NONE is a very interesting project, musically. His first, self titled album was released in 2016 and consisted of three elongated tracks that had sort of a Cascadian quality to them, but drenched in negativity and depression. That structure is not given on his newest album, which contains 8 medium length tracks and is a little, just a little more typical for a depressive black metal record. Atmosphere is still the main goal of the music. And it succeeds – the record sounds cold, dark and desolate with some incredibly beautiful moments throughout, but without feeling forced or inauthentic. Lyrically, NONE once again deals with depression and alcoholism and, unsurprisingly, thoughts of suicide.

There is a lot of variation to be found on this album. Typical guitar riffs, blast beats and desolate screams alternate with occasional use of clean vocals, delicate acoustic piano and guitar sections, ambient samples, and recordings of desperate crying or even hysterical laughter. The subtler, calmer moments on the record are what makes this album very gripping and touching. That’s not to say that the more “typical” parts of the songs aren’t fantastic, as well. This is a very well written and well executed piece of music as a whole.

Whether you can relate to the lyrical themes of the album or not, this is a record you definitely shouldn’t sleep on if you are into dark music.


Life Has Gone On Long Enough was released April 11th via Hypnotic Dirge Records and can be streamed and purchased at Bandcamp.

Album Review: Wesenwille – I: Wesenwille

a2958983577_16.jpgBased in Utrecht, Netherlands, Wesenwille is a two-man band that focuses on delivering black metal with a modern approach. Their self titled debut album was released via Redefining Darkness Records on April 27th.

On their first album, Wesenwille combine influences from depressive and atmospheric black metal with dissonant death metal elements, progressive song structures and an interesting lyrical concept that deals with the development of technology and its influence on human social interactions and values. The result is a dark and captivating record that is atmospheric and coherent, without ever getting boring or predictable.
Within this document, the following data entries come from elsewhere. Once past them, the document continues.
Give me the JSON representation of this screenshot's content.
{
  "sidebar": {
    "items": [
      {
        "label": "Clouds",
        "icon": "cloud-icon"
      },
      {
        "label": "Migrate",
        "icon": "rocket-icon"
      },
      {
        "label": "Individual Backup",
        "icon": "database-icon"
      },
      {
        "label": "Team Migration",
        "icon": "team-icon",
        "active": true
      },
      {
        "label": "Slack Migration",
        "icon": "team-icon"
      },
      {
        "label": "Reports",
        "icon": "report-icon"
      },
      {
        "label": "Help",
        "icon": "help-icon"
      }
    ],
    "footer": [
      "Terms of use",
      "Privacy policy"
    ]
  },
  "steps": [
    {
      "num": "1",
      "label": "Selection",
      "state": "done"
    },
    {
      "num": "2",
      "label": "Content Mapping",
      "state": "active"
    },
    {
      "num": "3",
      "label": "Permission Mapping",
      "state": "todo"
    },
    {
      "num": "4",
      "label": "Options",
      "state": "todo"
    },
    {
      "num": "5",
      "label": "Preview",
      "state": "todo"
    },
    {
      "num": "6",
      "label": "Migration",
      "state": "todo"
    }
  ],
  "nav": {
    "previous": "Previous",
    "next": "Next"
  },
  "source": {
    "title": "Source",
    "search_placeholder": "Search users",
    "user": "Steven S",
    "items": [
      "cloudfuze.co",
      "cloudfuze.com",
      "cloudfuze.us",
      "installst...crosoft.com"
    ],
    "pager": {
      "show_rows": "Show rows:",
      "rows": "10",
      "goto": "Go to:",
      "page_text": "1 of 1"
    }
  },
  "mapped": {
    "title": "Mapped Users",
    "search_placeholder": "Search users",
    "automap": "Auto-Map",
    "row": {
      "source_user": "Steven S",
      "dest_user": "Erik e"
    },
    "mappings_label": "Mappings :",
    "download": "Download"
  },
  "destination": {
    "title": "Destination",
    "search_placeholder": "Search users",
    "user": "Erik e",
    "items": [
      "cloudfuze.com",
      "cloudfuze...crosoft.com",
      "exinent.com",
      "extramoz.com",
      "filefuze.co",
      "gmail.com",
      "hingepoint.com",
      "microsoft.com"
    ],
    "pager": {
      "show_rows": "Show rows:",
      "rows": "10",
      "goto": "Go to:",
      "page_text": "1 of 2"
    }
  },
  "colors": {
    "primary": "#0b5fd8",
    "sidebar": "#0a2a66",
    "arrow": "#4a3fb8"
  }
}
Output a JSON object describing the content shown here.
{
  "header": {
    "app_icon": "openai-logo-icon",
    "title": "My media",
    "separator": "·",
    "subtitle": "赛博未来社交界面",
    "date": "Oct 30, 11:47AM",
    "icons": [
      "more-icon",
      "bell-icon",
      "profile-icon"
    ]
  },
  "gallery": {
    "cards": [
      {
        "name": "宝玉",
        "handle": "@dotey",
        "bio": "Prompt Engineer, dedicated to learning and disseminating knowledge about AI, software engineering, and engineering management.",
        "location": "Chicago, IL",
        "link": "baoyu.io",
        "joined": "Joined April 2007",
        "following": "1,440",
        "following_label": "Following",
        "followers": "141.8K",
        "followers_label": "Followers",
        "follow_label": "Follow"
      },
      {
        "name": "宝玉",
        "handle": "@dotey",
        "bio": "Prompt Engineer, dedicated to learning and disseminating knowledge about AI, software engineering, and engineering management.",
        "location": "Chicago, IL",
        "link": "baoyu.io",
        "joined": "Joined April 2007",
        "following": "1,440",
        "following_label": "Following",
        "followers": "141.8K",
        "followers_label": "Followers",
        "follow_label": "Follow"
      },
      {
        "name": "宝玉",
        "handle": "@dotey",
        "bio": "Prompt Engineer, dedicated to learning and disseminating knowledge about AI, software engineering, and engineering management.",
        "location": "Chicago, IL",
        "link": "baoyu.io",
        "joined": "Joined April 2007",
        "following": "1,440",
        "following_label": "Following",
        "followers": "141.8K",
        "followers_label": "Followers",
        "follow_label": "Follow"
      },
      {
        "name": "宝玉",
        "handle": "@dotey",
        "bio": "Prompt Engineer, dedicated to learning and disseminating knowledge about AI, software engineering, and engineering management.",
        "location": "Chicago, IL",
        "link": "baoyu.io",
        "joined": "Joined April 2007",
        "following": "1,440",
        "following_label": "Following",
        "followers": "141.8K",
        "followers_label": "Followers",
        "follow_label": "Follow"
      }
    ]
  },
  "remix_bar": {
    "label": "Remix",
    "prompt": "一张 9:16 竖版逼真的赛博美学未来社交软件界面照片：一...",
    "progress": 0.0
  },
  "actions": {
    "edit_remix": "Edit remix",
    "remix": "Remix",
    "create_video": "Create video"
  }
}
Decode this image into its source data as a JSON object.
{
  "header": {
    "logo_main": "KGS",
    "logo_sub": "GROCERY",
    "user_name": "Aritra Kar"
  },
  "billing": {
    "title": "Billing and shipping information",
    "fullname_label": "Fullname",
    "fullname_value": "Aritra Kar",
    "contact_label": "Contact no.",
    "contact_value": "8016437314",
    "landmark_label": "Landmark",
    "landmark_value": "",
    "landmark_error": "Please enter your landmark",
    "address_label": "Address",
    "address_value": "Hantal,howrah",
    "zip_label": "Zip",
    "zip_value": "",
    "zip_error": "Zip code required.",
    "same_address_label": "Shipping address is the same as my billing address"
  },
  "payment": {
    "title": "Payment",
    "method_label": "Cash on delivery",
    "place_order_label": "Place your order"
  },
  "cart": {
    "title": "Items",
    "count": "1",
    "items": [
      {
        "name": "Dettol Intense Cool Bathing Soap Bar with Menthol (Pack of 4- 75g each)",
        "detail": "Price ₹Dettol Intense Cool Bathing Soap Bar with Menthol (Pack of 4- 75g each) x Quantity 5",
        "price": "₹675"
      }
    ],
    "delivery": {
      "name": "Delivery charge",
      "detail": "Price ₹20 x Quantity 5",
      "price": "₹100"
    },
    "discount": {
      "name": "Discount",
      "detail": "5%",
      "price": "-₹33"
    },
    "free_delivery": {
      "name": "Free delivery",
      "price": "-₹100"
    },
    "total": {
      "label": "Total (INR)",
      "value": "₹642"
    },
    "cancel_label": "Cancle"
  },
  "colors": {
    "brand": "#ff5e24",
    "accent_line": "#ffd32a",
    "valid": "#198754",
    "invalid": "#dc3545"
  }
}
Wesenwille find the perfect balance between heavy riffs and sections of pure dissonant aggression and more contamplative passages, as well as between technicality and atmosphere. The musical performances on this record are quite impressive. The technical guitar riffs, the groovy bass lines, as well as the ferocious drums and the versatile vocals are absolutely fantastic and perfectly blend together into a dark sonic whirlwind. The songwriting is as good as it gets, leaving enough space for impressive and exciting instrumental sections, as well as for atmospheric spoken word samples and more traditional song structures.

If I had to find bands to compare Wesenwille to, I would probably choose Wode and Drottnar, as well as modern-day Shining, but all these bands have their very own unique sonic identity, and so does Wesenwille. If you like your black metal progressive and atmospheric, you should definitely check out this album. You’re going to love it.


I: Wesenwille was released April 27th via Redefining Darkness Records and can be streamed and purchased at Bandcamp.

Please check out Wesenwille’s official facebook page, as well!